The assertion that the recession is over reminds me of Bill Clinton’s defense of his assignations with Monica Lewinsky … he simply defined the word “sex” rather narrowly.  Likewise, the economists’ definition of “recession” is fairly narrow.  It is “two down quarters of GDP”.  By that definition, the recession is over.  However, for the 9.7% of our workforce that are unemployed, and the 49% of homeowners with mortgages that are underwater, it sure doesn’t feel like it has ended.

We might reasonably expect that our high unemployement rates and housing markets will return to their respective norms.  I believe this to be true.  The major caveat, however, is that real estate prices have already done this. We are at the norm!  The 2005/2006 real estate prices were an aberration that we will not see again.  We have not experienced a temporary declination in values, but rather a permanent correction.

As is well known, real estate prices have fallen off the cliff in many markets.  From peak-to-trough the Miami CBSA has fallen 44%; Oakland 41%; and Phoenix 42% (to mention just a few).  Interestingly, however, other markets such as Dallas have shown modest but consistent growth in real estate values over the past twenty years.  In fact Dallas is currently at its twenty year peak.  The difference between the bubble and the non-bubble markets lies in one very important statistic; namely, real estate value as a multiple of per capita income.

It goes without saying that there is a relationship between home prices and mortgagors’ income.  For example, if you buy a $300,000 home with 10% down, your principal and interest payments would approximate $1,500/month.   Throw in another $250 for taxes & insurance and you have a housing cost of $1,750/month.  At a 28% housing ratio, this translates to an income requirement of $75,000 per year.  Thus, in this example, the mortgagor could afford a house equal in value to 4 times annual income.

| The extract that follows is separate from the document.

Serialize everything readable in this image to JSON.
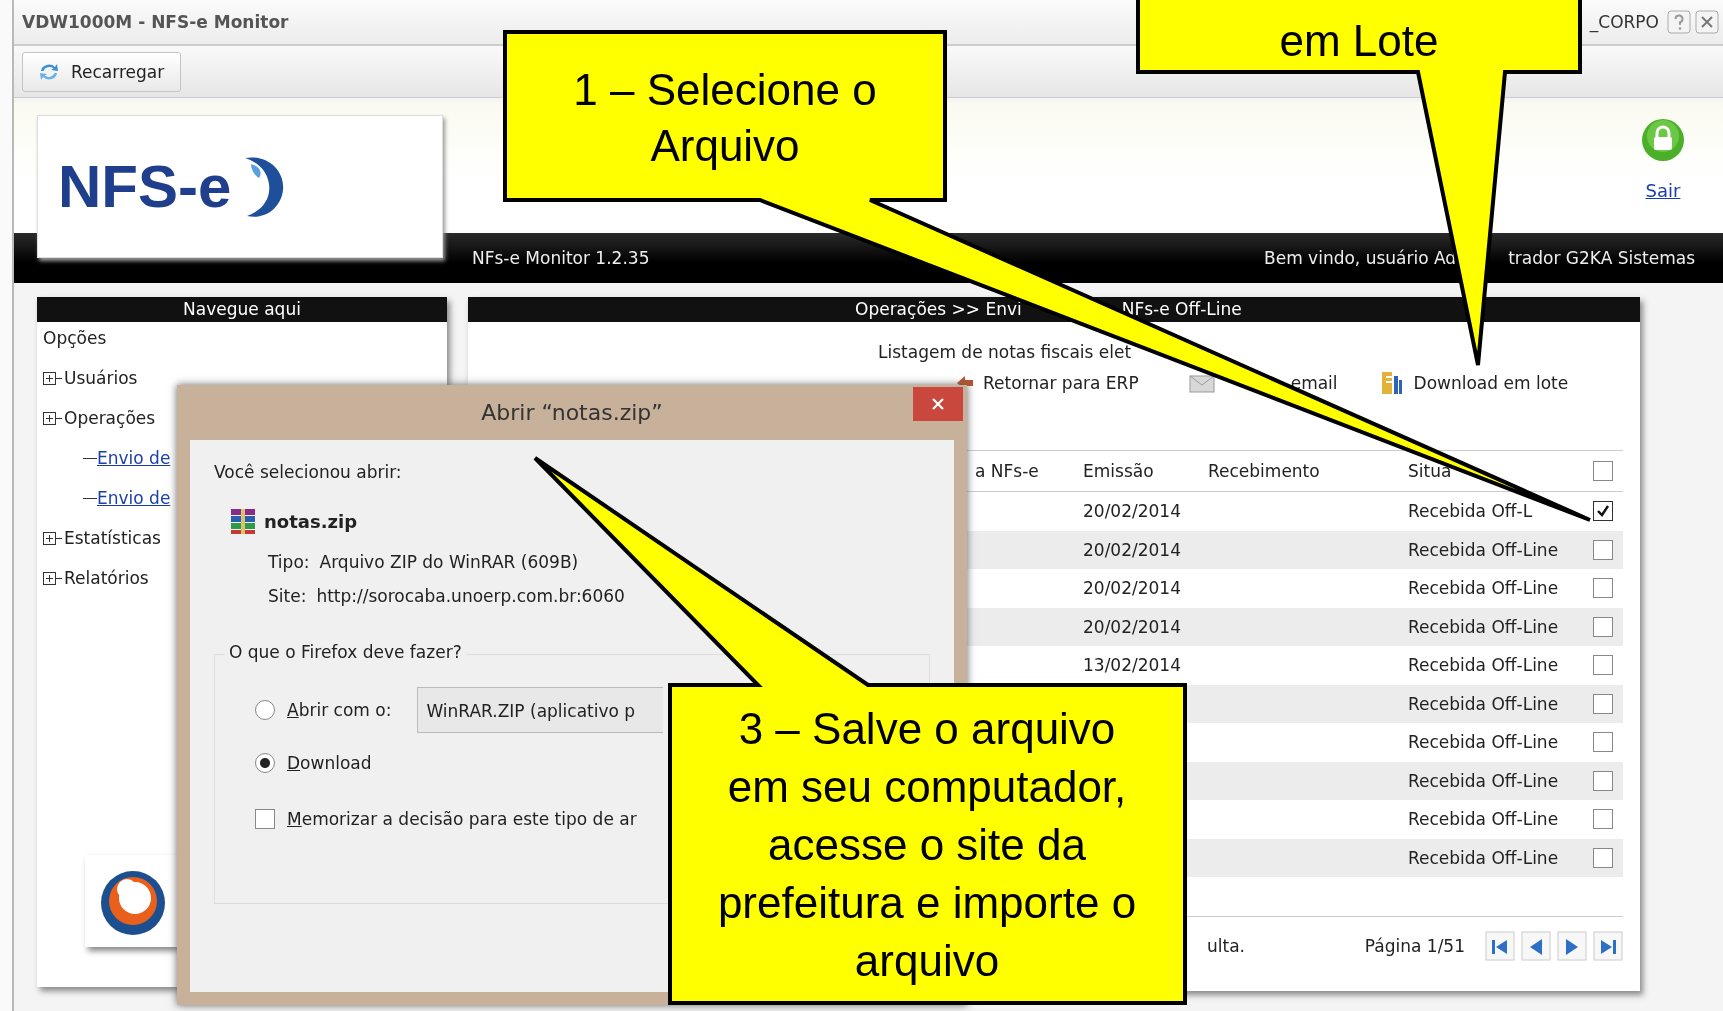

Actual value/income went through the roof in the bubble years.  CBSAs such as Oakland had value/income ratios in excess of 9, while Dallas was only 4 .  While a nine multiple may be supported short term by home owners trading amongst themselves, it precludes buyers from moving from a low ratio area into a high ratio one.  In the long term it is unsustainable.  Real estate prices have essentially declined to sustainable levels over the last couple of years.

Accordingly, government attempts to support real estate values are akin to Sisyphus continuously trying to roll a rock uphill.  The best we can do is to mimic Captain Sullenberger in his crash landing of Flight 1549 in the Hudson River.  We may be able to control the descent, but there is no way in the world we can artificially inflate the real estate markets above their sustainable levels.

So, is the recession over?  It depends on how you define “recession”.

NB … data used in this blog were obtained from www.PredictiveData.Info.  The author is the owner of this data research firm.

January 16, 2009, 12:10 am
Filed under: Prepay Speeds | Tags: , , , , ,

Doug Duncan, chief economist for Fannie Mae, confirmed what I have been saying about prepay speeds. He stated that 70% of mortgagor applicants will not be able to “make the cut” given the industry’s tighter underwriting standards. I think this gives further credence to my January 6th blog (“12/31 Prepay Speeds are Overstated”) stating that the MSR industry should be using 11/30 prepay speeds for their year-end valuations. This should be a much more accurate reflection of what is going to happen.

To see the entire article, go to the WSJ online :

WSJ 1/15/2008